From the very beginning, collecting in another field has been carefully tended, not least to keep the stocks a living entity, namely contemporary art. It was precisely there, of course, that the ‘degenerate art’ campaign of 1937 left some particularly painful gaps – 500 works were lost to it. After the Second World War, the gift of high-calibre Expressionist works made it possible for this area of the collection to become a strong feature again. The largest body of modern art consists of some 3000 drawings from the estate of Walter Ophey, an artist who had belonged to the Junges Rheinland group and who developed a singular kind of coloured chalk drawing. After the Second World War, individual lights such as Joseph Beuys, Karl Otto Götz, Gerhard Hoehme, Gotthard Graubner or Gerhard Richter were closely associated with Düsseldorf and are represented with larger sets of work. The complete print works of Antonio Calderara and Camille Graeser lend weight to Concrete Art within the collection, while Wolfgang Hanck’s recent, generous donation extends the area of contemporary art with striking instances, including smaller groups of drawings by Miriam Cahn, Silvia Bächli and Susan Turcot. The acquisitions of the nineteenth century unmistakably concentrated on German art; but from 1950, international instances once again came into the collection’s ambit; and, since the 1980s, a fine stock of Japanese wood block prints have added a further aspect to the holdings of nineteenth-century art.
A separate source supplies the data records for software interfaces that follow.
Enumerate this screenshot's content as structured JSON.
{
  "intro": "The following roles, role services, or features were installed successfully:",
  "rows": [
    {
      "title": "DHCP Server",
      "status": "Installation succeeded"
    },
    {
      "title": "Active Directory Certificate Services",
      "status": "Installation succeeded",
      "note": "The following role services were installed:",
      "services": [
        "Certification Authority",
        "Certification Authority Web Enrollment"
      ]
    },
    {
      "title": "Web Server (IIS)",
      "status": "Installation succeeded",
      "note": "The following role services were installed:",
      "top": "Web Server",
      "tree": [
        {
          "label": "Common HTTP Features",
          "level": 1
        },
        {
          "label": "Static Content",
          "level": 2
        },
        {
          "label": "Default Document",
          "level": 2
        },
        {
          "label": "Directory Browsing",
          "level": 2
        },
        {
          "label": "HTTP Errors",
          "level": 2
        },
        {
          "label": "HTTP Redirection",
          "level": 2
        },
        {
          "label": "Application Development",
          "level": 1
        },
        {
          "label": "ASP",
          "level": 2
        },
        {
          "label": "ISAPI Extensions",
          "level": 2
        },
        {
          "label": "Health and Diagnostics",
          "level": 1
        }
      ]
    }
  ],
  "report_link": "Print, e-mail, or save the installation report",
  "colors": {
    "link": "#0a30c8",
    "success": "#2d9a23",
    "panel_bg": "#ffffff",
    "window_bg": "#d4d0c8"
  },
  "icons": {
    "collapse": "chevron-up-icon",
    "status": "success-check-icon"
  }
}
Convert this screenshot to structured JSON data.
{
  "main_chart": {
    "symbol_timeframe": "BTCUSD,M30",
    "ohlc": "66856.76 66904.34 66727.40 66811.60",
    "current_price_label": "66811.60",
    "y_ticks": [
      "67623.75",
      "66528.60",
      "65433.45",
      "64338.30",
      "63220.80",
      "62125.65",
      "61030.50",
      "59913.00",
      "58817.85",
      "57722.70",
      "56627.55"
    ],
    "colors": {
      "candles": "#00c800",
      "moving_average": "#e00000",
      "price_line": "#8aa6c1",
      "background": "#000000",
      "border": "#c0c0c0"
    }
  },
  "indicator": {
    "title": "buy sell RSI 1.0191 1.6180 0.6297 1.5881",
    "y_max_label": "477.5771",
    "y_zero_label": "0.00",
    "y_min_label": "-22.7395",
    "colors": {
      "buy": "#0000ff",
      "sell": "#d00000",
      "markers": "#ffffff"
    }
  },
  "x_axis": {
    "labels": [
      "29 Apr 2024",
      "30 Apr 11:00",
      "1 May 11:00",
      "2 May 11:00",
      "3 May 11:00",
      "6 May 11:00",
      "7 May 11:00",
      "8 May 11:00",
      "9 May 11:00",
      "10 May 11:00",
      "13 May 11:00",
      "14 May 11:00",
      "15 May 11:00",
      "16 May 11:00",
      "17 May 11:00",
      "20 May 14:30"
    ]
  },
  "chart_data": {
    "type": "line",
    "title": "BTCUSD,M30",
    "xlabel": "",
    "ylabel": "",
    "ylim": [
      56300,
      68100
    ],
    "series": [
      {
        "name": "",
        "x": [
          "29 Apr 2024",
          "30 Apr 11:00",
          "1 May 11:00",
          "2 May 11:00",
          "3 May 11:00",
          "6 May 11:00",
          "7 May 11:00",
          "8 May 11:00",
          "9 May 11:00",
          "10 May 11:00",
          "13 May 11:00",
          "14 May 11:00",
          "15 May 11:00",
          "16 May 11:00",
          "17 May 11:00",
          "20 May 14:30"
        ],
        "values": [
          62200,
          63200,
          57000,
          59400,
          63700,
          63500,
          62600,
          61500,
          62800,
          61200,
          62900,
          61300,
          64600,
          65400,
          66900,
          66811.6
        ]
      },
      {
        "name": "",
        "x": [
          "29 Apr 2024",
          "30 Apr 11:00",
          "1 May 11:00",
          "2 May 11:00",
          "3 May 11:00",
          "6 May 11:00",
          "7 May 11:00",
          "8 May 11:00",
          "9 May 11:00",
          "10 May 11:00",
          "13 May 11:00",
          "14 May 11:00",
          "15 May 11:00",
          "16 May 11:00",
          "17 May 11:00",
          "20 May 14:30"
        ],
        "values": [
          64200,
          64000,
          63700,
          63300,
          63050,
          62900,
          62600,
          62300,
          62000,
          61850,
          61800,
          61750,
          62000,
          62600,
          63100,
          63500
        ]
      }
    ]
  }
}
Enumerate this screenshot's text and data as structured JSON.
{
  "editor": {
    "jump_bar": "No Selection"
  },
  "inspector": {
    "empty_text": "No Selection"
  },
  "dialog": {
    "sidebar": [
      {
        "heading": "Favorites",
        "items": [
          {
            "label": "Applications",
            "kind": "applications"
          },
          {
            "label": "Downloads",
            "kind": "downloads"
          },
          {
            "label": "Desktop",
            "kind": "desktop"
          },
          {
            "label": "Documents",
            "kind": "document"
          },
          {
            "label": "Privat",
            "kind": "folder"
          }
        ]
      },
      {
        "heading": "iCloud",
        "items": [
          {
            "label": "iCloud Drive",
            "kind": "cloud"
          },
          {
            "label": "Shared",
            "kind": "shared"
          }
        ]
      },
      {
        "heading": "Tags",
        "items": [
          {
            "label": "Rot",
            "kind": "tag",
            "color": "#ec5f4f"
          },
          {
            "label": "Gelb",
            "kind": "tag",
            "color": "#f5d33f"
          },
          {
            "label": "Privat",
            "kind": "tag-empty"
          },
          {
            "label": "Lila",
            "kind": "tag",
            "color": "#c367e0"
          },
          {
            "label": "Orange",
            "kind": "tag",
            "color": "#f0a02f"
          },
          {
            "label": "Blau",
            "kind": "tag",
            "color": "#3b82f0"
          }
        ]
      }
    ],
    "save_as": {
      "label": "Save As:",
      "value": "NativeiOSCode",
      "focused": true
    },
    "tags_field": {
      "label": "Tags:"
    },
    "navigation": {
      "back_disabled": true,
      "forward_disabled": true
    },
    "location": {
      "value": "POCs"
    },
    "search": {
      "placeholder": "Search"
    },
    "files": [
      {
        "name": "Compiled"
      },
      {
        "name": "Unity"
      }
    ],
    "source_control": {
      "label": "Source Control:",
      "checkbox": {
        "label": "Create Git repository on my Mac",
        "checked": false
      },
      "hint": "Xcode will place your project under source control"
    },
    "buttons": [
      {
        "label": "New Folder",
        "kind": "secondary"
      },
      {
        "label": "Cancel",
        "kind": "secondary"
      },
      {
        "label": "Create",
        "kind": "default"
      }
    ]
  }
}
Of relatively recent date is the Museum’s commitment to photography. Collecting was begun in 2002 and continues today, looking certainly to international photographers like David Goldblatt, but placing the emphasis on photography in Düsseldorf. Essential works by Bernd and Hilla Becher (ill.), donated to the Museum by the artists, form the nucleus of the collection, a constellation formed, in the interim, with series of works by Andreas Gursky, Candida Höfer, Thomas Ruff, Jörg Sasse, Ursula Schulz Dornburg and Thomas Struth.

The support of the Museumsverein has enabled us again and again to acquire outstanding individual drawings and prints. Although the holdings of the Prints and Drawings Collection are rooted firmly in the past, the department consciously meets the present and pursues new developments ‘on paper’ with interest. (GL)